Consult: An orthopedic surgeon soon.Get a more detailed answer ›
Yes: A bakers cyst can easily been seen on an simple ultrasound. Mri will give much more details regarding other structures and possible pathology of the need as well. If necessary the fluid in a bakers cyst can be aspirated with a needle under ultrasound, but there is a recurrence rate to be expected. ...Read more
I have a baker cyst. Docs tell me not to have it removed because it could damage nerves. I'm in lots of pain. Could I have been misdiagnosed and it's something more serious than that.
Baker's cyst: Baker's cysts are typically not painful, but they may indicate other issues going on with the knee joint. These include arthritis, ligament and meniscal injuries. A simple ultrasound can be used to diagnose the cyst but further workup may be needed. Consult an orthopedic surgeon. ...Read more
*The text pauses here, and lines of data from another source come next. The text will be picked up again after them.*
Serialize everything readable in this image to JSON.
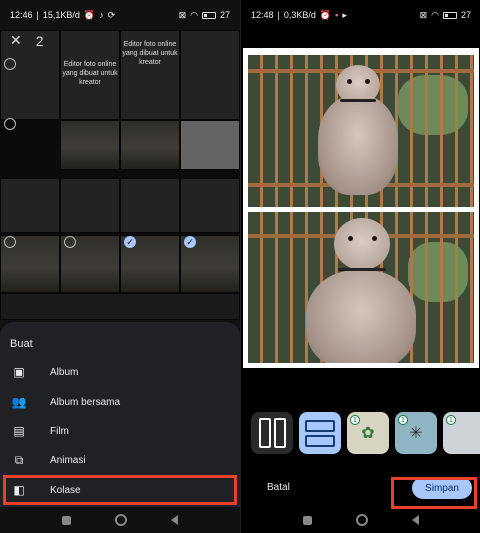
{
  "left": {
    "status": {
      "time": "12:46",
      "network": "15,1KB/d",
      "battery": "27"
    },
    "selection": {
      "count": "2"
    },
    "overlay_text": "Editor foto online yang dibuat untuk kreator",
    "sheet": {
      "title": "Buat",
      "items": [
        {
          "label": "Album",
          "icon": "photo-album-icon"
        },
        {
          "label": "Album bersama",
          "icon": "people-icon"
        },
        {
          "label": "Film",
          "icon": "movie-icon"
        },
        {
          "label": "Animasi",
          "icon": "animation-icon"
        },
        {
          "label": "Kolase",
          "icon": "collage-icon"
        }
      ]
    }
  },
  "right": {
    "status": {
      "time": "12:48",
      "network": "0,3KB/d",
      "battery": "27"
    },
    "actions": {
      "cancel": "Batal",
      "save": "Simpan"
    },
    "layouts": [
      {
        "type": "two-vertical",
        "selected": false
      },
      {
        "type": "two-horizontal",
        "selected": true
      },
      {
        "type": "template",
        "selected": false
      },
      {
        "type": "template",
        "selected": false
      },
      {
        "type": "template",
        "selected": false
      }
    ]
  },
  "colors": {
    "accent": "#a8c7fa",
    "highlight": "#e8402a",
    "sheet": "#202124"
  }
}
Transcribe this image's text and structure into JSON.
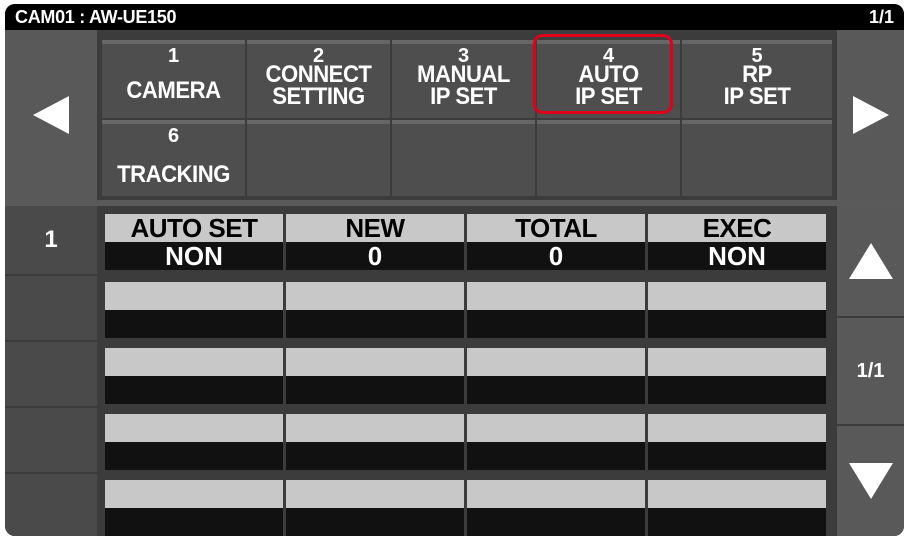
{
  "header": {
    "title": "CAM01 : AW-UE150",
    "page": "1/1"
  },
  "tabs": [
    {
      "num": "1",
      "line1": "",
      "line2": "CAMERA"
    },
    {
      "num": "2",
      "line1": "CONNECT",
      "line2": "SETTING"
    },
    {
      "num": "3",
      "line1": "MANUAL",
      "line2": "IP SET"
    },
    {
      "num": "4",
      "line1": "AUTO",
      "line2": "IP SET"
    },
    {
      "num": "5",
      "line1": "RP",
      "line2": "IP SET"
    },
    {
      "num": "6",
      "line1": "",
      "line2": "TRACKING"
    }
  ],
  "selected_tab": "4",
  "rows": [
    {
      "label": "1",
      "cells": [
        {
          "header": "AUTO SET",
          "value": "NON"
        },
        {
          "header": "NEW",
          "value": "0"
        },
        {
          "header": "TOTAL",
          "value": "0"
        },
        {
          "header": "EXEC",
          "value": "NON"
        }
      ]
    }
  ],
  "list_page": "1/1",
  "colors": {
    "selection_outline": "#e0001a",
    "header_cell": "#c8c8c8",
    "value_cell": "#111111"
  }
}
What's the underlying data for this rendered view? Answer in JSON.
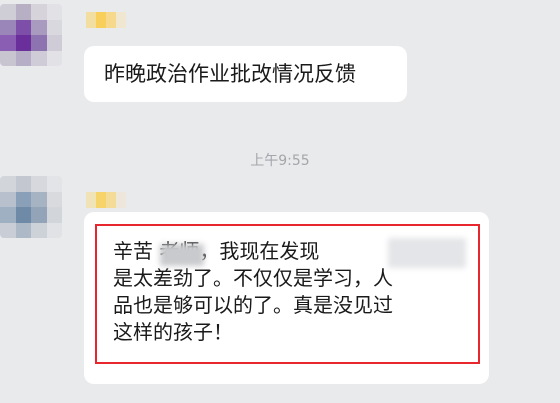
{
  "chat": {
    "messages": [
      {
        "text": "昨晚政治作业批改情况反馈"
      },
      {
        "lines": [
          "辛苦    老师，我现在发现",
          "是太差劲了。不仅仅是学习，人",
          "品也是够可以的了。真是没见过",
          "这样的孩子！"
        ]
      }
    ],
    "timestamp": "上午9:55"
  },
  "colors": {
    "background": "#e9eaec",
    "bubble": "#ffffff",
    "highlight_border": "#e8262d",
    "timestamp_text": "#a3a6aa"
  }
}
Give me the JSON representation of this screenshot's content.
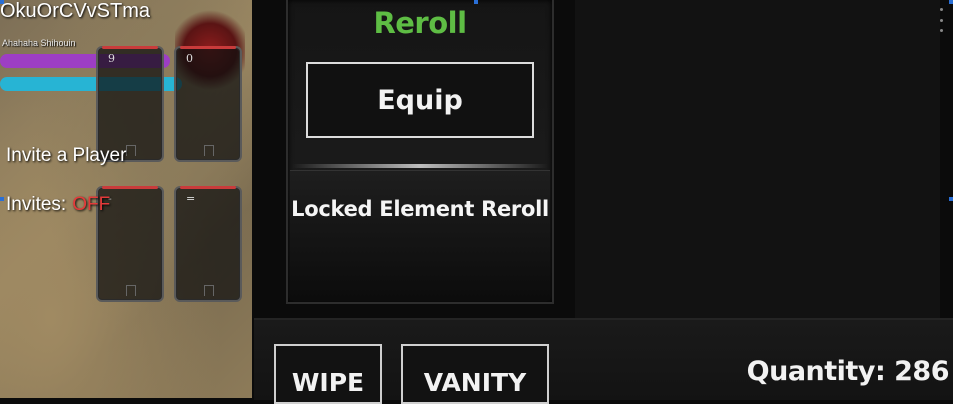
{
  "player": {
    "name": "OkuOrCVvSTma",
    "subtitle": "Ahahaha Shihouin"
  },
  "party": {
    "invite_label": "Invite a Player",
    "invites_key": "Invites:",
    "invites_value": "OFF",
    "slots": [
      {
        "key": "9"
      },
      {
        "key": "0"
      },
      {
        "key": "-"
      },
      {
        "key": "="
      }
    ]
  },
  "reroll_panel": {
    "reroll_label": "Reroll",
    "equip_label": "Equip",
    "locked_element_label": "Locked Element Reroll"
  },
  "bottom": {
    "wipe_label": "WIPE",
    "vanity_label": "VANITY",
    "quantity_text": "Quantity: 286"
  },
  "colors": {
    "reroll_green": "#5ebd44",
    "invites_off_red": "#e53a3a",
    "health_bar_purple": "#9d3ec4",
    "mana_bar_cyan": "#27b4d4"
  }
}
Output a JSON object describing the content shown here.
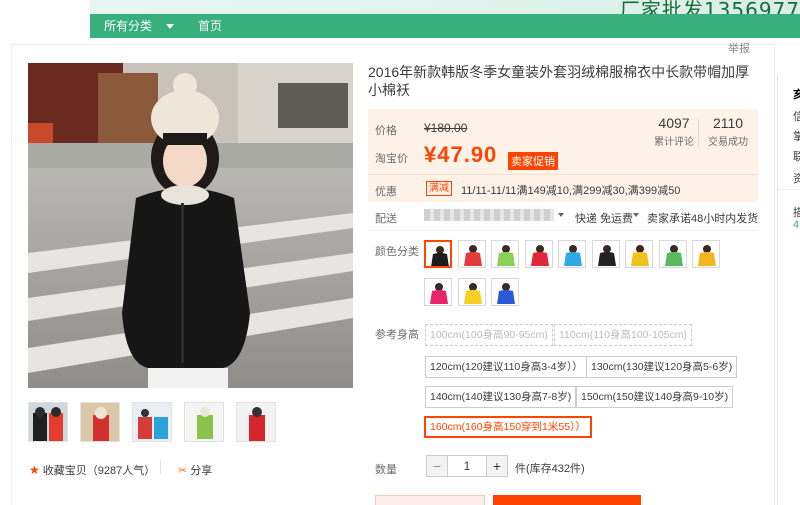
{
  "banner": {
    "promo_text": "厂家批发1356977"
  },
  "nav": {
    "all_categories": "所有分类",
    "home": "首页"
  },
  "report_label": "举报",
  "product": {
    "title": "2016年新款韩版冬季女童装外套羽绒棉服棉衣中长款带帽加厚小棉袄",
    "price_label": "价格",
    "original_price": "¥180.00",
    "promo_price_label": "淘宝价",
    "promo_price": "¥47.90",
    "promo_tag": "卖家促销",
    "reviews_count": "4097",
    "reviews_label": "累计评论",
    "sales_count": "2110",
    "sales_label": "交易成功",
    "discount_label": "优惠",
    "discount_tag": "满减",
    "discount_text": "11/11-11/11满149减10,满299减30,满399减50",
    "shipping_label": "配送",
    "shipping_text": "快递 免运费",
    "shipping_promise": "卖家承诺48小时内发货",
    "color_label": "颜色分类",
    "size_label": "参考身高",
    "sizes": [
      "100cm(100身高90-95cm)",
      "110cm(110身高100-105cm)",
      "120cm(120建议110身高3-4岁））",
      "130cm(130建议120身高5-6岁)",
      "140cm(140建议130身高7-8岁)",
      "150cm(150建议140身高9-10岁)",
      "160cm(160身高150穿到1米55））"
    ],
    "quantity_label": "数量",
    "quantity_value": "1",
    "stock_text": "件(库存432件)"
  },
  "actions": {
    "favorite": "收藏宝贝",
    "favorite_count": "（9287人气）",
    "share": "分享"
  },
  "sidebar": {
    "lines": [
      "亥",
      "信",
      "掌",
      "联",
      "资",
      "描",
      "4."
    ]
  },
  "colors": {
    "accent": "#ff4400",
    "nav_green": "#37b07d",
    "price_bg": "#fff2e8"
  }
}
Yes: Even though it's behind your knee, baker's cysts can cause pain down to the foot and above the knee at times. However, if the pain persists don't assume it's related to the baker's cyst and get it checked out. ...Read more
Yes it can be: Bakers' cysts are ubiquitus. As people age they become more common because the knee developes more arthritic change and the menisci lose their water content and tear more easily. A meniscus tear can cause a rent in the knee joint capsule and the increased joint fluid your body produces leaks out (to form the popliteal or bakers'cyst).See your ors. Good luck! ...Read more
Any pain?: Take care of intraarticular problem to alleviate swelling. ...Read more
I have pain with my cyst and bakers cyst on my two knees what speacialist deals with these please advise there are hurting me?
Baker's cyst: Baker's cysts are usually treated by an orthopedic surgeon. In some communitiies there may be general surgeons who have had a lot of experience with this type of cyst. ...Read more
Classic Cause- Yes!: Most baker's cyst are in fact associated with a degenerative meniscal tear, seen often in conjunction with knee joint osteoarthritis. The angered/injured knee joint lining generates more joint fluid than normal, and the fluid finds the pathway of least resistance. Tis pathway can typically course through the base of a meniscal tear or capsule weakness posteriorly resulting in a baker's cyst. ...Read more
Swelling behind the knee that is composed of a membrane-lined sac filled with synovial fluid and is associated with certain joint disorders (as arthritis). The baker cyst is named after the British physician who "discovered" it. Generally harmless, it necessitate being removed when bothersome (in essence, ...Read more